Car

Cars are as American as apple pie and our affection for the automobile has staggering environmental implications. The United States leads the global auto market, followed by China, after bumping Japan out of the number two ranking in 2006.[1] The average US household has two mid-sized vehicles, which each emit upwards of 10,000 pounds of carbon dioxide every year.[2] Every gallon of gasoline burned releases 20 pounds of CO2, making the transportation sector responsible for about a quarter of overall US carbon dioxide emissions.[3] And because no combustion is perfectly clean, cars are also a primary source of local air pollution.

Before you hit the lot to buy a car...

While the best car is no car at all, sometimes it’s impossible to do without. Consumers have the opportunity to choose vehicles that emit less greenhouse gases and receive agreeable fuel economy, including hybrid-electric cars, diesel cars, and alternative fuel vehicles (AFVs). Other less common or in-development alternative fuels include electricity, hydrogen, and propane.
Learn more at GreenYour Car buying

Before you hit the road for a drive...

While your car is probably the single-biggest contributor to your environmental footprint,
driving less aggressively and maintaining the engine and tire pressure can improve fuel economy by close to 15 percent, allowing a US driver an additional 1,700 miles using the same amount of gas each year.[4][5][6][7]
Learn more at GreenYour Car driving

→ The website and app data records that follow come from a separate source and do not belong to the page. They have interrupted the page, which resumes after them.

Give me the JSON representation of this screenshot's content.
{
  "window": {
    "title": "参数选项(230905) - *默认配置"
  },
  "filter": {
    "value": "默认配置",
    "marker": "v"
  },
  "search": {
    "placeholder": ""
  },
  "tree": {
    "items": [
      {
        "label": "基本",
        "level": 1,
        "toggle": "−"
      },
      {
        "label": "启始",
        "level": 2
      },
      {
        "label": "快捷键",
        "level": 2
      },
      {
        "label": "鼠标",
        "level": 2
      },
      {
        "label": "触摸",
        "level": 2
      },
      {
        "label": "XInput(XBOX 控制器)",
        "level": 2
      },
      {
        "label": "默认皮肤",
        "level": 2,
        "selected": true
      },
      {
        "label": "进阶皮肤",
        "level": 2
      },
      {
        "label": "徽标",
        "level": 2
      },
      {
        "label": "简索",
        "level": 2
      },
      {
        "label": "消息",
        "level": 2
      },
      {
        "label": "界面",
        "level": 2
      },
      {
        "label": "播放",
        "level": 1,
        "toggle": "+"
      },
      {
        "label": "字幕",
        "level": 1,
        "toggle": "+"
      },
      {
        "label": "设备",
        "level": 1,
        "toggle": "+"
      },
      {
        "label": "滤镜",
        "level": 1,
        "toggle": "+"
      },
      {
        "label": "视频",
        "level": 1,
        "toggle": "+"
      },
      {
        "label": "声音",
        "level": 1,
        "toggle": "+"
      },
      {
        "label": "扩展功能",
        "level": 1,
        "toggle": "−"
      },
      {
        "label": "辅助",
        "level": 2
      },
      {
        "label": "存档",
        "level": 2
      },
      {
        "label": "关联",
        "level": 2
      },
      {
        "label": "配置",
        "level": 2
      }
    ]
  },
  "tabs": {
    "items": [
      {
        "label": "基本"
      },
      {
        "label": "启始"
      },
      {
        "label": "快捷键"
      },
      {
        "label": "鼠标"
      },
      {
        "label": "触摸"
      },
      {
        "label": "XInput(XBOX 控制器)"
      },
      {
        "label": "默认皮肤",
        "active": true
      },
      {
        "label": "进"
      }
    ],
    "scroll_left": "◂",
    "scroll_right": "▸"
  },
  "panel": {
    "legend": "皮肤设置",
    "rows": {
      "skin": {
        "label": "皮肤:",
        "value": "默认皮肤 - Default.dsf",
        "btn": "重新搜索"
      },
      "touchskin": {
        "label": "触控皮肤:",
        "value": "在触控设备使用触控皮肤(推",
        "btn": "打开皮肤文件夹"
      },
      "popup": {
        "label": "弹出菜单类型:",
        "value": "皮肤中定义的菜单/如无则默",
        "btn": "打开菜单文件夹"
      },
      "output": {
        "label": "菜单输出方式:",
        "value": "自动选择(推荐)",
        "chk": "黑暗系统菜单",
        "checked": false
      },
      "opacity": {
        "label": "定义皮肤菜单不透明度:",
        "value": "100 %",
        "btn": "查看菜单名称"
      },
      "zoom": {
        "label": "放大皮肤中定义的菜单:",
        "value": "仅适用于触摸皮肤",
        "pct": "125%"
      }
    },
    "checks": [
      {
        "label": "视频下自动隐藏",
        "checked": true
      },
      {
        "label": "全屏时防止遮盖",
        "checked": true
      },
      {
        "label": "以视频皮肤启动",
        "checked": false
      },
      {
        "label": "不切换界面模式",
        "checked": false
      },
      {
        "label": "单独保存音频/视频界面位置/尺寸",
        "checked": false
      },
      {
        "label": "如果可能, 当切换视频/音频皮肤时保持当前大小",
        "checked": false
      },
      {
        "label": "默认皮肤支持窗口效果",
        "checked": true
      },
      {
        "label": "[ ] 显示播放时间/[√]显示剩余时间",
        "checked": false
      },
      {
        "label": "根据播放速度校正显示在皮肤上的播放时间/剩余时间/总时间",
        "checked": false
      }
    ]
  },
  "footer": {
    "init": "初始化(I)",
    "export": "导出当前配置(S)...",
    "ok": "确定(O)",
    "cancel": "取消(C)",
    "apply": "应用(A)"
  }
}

Car renting: Borrowed wheels

Traveling by car, and particularly a hybrid or other green car, produces fewer CO2 emissions than plane travel: you could drive for about 12,000 miles and still release less CO2 than a single transatlantic flight.[8] By choosing an eco-friendly rental, you can help reduce the environmental impact of vehicles, which account for about one-third of CO2 emissions in the US.[9]
Learn more at GreenYour Car renting

Your environmental tire mark

Over 230 million replacement automobile and light truck tires are purchased in the United States each year, and each passenger automobile tire contains an average of 2.5 gallons of petroleum.[10] In other words, about 1.6 million gallons of petroleum are used to manufacture tires for US consumption each day.
Learn more at GreenYour Tires